While I enjoyed the original plank floors, the raw brick cavernous hallway, exposed duct work, industrial waterfall and the many interesting vendors, what struck me most were the smells. Hmmmmmm. Absolute Heaven.
Several bakeries are situated here, creating the most enticing aromas. I found myself drawn down the long tunnel of a hallway lined with shops to find the source. The smells are so good, you can almost taste them. This is enhanced by the fact that the baking goes on right in front of you. You want to press your nose to the glass to watch the bakers churning out fresh breads and pastries with artistic precision.
Other shops included purveyors of wine, Asian and Italian groceries, lobster, fresh fish, organic milk, gift baskets, jams, relishes, and marmalades. Look for chocolates, coffees, cupcakes, gelato, brownies—you name it and you’ll find it here.
Not only is the building “recycled” from an earlier use but I got a real kick out of the holiday decorations. A tree was fashioned out of broken cd’s—sparkling and shining in reflected blue lights. The splashy big balls of light highlighting the center hall way are fashioned out of plastic cups—I assume they are recycled. Clever and creative.
Very dramatic are the huge arches made up of hundreds of strands of lights, accentuating the architecture of this cave like market place.
Expect to find a few non-food shops selling books, kitchen gadgets and textiles from Morocco.
WE enjoyed a live performance of actors on stilts and a colorfully costumed Marching Band of sorts. I imagine this is a destination for all kinds of street theater.

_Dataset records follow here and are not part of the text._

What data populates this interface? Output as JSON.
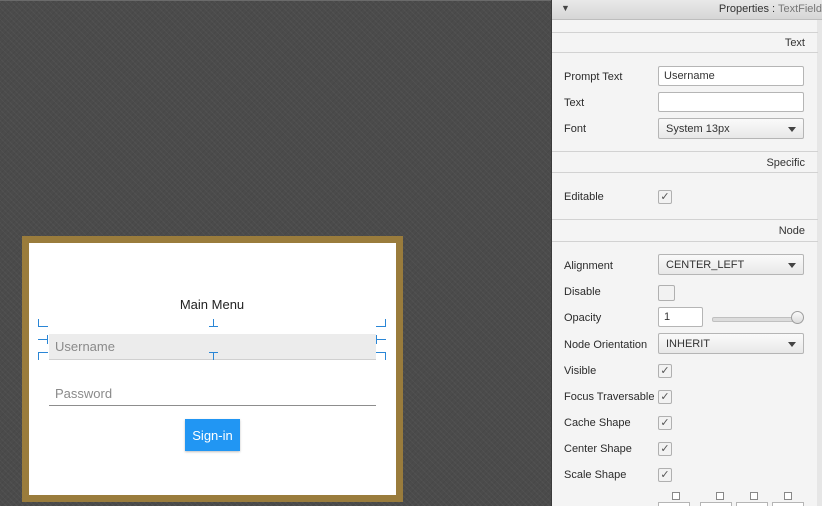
{
  "canvas": {
    "menu_title": "Main Menu",
    "username_placeholder": "Username",
    "password_placeholder": "Password",
    "signin_label": "Sign-in"
  },
  "panel": {
    "header_prefix": "Properties : ",
    "header_type": "TextField",
    "sections": {
      "text": "Text",
      "specific": "Specific",
      "node": "Node"
    },
    "prompt_text": {
      "label": "Prompt Text",
      "value": "Username"
    },
    "text": {
      "label": "Text",
      "value": ""
    },
    "font": {
      "label": "Font",
      "value": "System 13px"
    },
    "editable": {
      "label": "Editable",
      "checked": true
    },
    "alignment": {
      "label": "Alignment",
      "value": "CENTER_LEFT"
    },
    "disable": {
      "label": "Disable",
      "checked": false
    },
    "opacity": {
      "label": "Opacity",
      "value": "1",
      "slider_level": 1.0
    },
    "node_orientation": {
      "label": "Node Orientation",
      "value": "INHERIT"
    },
    "visible": {
      "label": "Visible",
      "checked": true
    },
    "focus_traversable": {
      "label": "Focus Traversable",
      "checked": true
    },
    "cache_shape": {
      "label": "Cache Shape",
      "checked": true
    },
    "center_shape": {
      "label": "Center Shape",
      "checked": true
    },
    "scale_shape": {
      "label": "Scale Shape",
      "checked": true
    }
  },
  "colors": {
    "accent": "#2196f3",
    "frame": "#9a7c3c",
    "selection_handles": "#2a86d6"
  },
  "icons": {
    "collapse": "triangle-down-icon",
    "check": "checkmark-icon",
    "dropdown": "chevron-down-icon"
  }
}
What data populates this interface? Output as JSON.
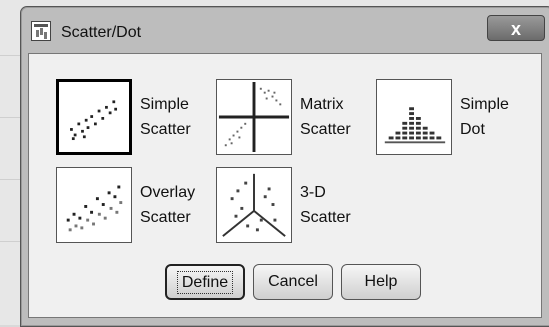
{
  "dialog": {
    "title": "Scatter/Dot",
    "close_label": "x"
  },
  "chart_types": [
    {
      "id": "simple-scatter",
      "line1": "Simple",
      "line2": "Scatter",
      "selected": true
    },
    {
      "id": "matrix-scatter",
      "line1": "Matrix",
      "line2": "Scatter",
      "selected": false
    },
    {
      "id": "simple-dot",
      "line1": "Simple",
      "line2": "Dot",
      "selected": false
    },
    {
      "id": "overlay-scatter",
      "line1": "Overlay",
      "line2": "Scatter",
      "selected": false
    },
    {
      "id": "3d-scatter",
      "line1": "3-D",
      "line2": "Scatter",
      "selected": false
    }
  ],
  "buttons": {
    "define": "Define",
    "cancel": "Cancel",
    "help": "Help"
  }
}
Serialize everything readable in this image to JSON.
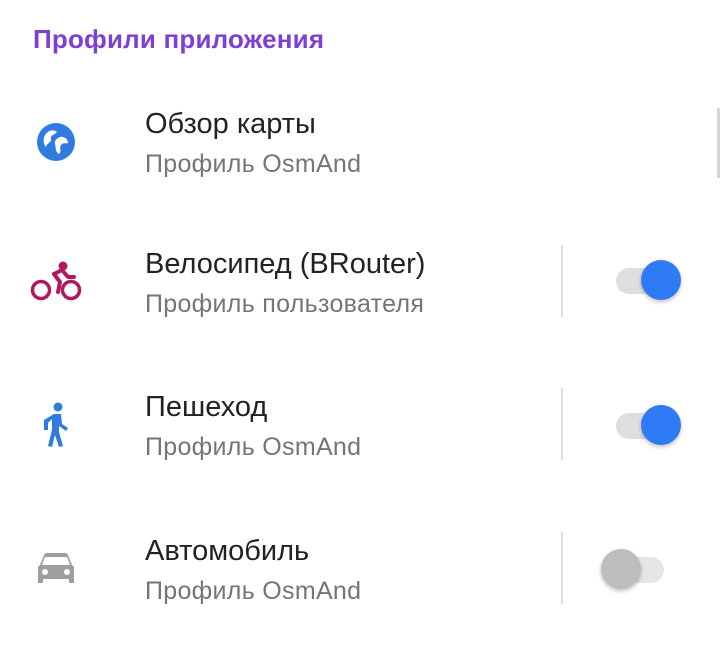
{
  "section": {
    "title": "Профили приложения"
  },
  "profiles": [
    {
      "name": "Обзор карты",
      "type": "Профиль OsmAnd",
      "icon": "globe-icon",
      "icon_color": "#2f7bdf",
      "has_toggle": false
    },
    {
      "name": "Велосипед (BRouter)",
      "type": "Профиль пользователя",
      "icon": "bicycle-icon",
      "icon_color": "#b0195e",
      "has_toggle": true,
      "enabled": true
    },
    {
      "name": "Пешеход",
      "type": "Профиль OsmAnd",
      "icon": "pedestrian-icon",
      "icon_color": "#2f7bdf",
      "has_toggle": true,
      "enabled": true
    },
    {
      "name": "Автомобиль",
      "type": "Профиль OsmAnd",
      "icon": "car-icon",
      "icon_color": "#9e9e9e",
      "has_toggle": true,
      "enabled": false
    }
  ],
  "colors": {
    "accent": "#7e3fd4",
    "switch_on": "#2f7bf5",
    "switch_off": "#bdbdbd"
  }
}
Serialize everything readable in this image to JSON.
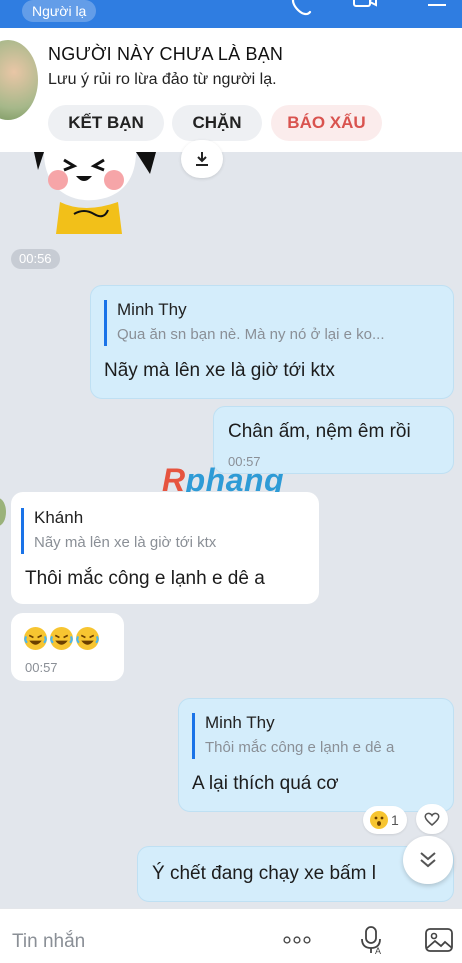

On our next visit I plan to buy yummy goodies for a picnic and take them up to the High Line, snag one of those wooden lounge chairs and enjoy the view of the Hudson. Great way to feel young and alive.